-------- Dataset content --------
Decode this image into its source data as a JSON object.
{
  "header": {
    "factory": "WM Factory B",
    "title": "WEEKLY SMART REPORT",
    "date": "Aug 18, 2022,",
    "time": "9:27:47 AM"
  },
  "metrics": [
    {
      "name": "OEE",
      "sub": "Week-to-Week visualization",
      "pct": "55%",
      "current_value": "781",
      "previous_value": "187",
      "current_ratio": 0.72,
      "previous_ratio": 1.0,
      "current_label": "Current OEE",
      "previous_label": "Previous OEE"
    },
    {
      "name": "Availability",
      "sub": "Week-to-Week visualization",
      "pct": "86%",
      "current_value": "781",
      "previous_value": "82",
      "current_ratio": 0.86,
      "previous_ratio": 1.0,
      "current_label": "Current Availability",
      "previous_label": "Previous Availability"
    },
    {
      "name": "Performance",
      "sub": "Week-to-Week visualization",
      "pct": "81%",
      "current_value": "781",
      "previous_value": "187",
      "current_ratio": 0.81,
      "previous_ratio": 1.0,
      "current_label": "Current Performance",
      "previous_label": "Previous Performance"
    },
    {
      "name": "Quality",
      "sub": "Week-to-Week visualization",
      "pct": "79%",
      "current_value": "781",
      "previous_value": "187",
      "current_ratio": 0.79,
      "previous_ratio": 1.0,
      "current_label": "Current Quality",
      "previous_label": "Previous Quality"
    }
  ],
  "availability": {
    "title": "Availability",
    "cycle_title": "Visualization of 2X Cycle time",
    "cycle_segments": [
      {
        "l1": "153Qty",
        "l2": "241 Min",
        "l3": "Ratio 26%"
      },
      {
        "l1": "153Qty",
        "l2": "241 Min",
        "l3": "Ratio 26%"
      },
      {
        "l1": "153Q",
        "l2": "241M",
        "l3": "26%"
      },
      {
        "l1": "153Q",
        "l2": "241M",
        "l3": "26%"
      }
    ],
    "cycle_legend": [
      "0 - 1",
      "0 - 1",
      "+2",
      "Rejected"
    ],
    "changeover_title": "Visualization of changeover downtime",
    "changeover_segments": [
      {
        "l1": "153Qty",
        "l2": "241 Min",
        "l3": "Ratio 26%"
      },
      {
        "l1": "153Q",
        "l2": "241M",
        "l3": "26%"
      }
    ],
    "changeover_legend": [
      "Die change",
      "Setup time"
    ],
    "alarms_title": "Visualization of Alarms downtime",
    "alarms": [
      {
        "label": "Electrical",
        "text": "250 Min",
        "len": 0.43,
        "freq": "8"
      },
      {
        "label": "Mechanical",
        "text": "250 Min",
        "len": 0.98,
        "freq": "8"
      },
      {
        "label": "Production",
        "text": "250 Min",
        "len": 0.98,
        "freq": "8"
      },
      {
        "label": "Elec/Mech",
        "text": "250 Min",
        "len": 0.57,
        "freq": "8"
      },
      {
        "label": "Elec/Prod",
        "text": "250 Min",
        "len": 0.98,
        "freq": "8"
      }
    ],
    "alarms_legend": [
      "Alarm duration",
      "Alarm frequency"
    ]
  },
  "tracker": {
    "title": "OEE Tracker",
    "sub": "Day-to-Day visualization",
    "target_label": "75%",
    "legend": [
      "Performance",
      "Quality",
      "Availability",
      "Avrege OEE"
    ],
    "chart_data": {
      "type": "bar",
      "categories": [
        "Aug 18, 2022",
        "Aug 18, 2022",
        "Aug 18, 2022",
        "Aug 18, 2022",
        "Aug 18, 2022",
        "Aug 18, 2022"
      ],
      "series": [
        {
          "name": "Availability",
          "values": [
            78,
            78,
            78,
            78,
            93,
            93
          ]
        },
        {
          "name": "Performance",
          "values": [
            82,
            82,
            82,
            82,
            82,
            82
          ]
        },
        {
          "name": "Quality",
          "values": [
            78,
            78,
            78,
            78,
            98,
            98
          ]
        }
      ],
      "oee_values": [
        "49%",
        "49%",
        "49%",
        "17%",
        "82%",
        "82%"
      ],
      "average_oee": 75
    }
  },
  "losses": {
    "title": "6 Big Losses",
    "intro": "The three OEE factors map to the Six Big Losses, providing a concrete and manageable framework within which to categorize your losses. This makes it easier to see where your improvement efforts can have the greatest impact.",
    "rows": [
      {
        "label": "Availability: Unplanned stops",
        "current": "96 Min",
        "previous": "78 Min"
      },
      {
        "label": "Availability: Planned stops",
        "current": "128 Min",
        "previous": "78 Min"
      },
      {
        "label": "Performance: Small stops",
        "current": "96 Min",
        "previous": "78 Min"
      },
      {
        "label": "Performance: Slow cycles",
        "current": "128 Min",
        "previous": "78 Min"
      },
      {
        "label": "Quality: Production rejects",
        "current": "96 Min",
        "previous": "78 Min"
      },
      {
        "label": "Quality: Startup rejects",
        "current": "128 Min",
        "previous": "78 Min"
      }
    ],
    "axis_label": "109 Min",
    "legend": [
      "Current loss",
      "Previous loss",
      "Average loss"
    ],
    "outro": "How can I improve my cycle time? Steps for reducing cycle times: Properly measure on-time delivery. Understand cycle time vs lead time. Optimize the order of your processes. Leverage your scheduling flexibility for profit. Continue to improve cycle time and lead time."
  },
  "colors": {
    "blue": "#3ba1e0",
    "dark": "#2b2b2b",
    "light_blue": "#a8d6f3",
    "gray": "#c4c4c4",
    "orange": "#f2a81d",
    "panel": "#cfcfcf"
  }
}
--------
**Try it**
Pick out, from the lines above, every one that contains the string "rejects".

**Answer section**
        "label": "Quality: Production rejects",
        "label": "Quality: Startup rejects",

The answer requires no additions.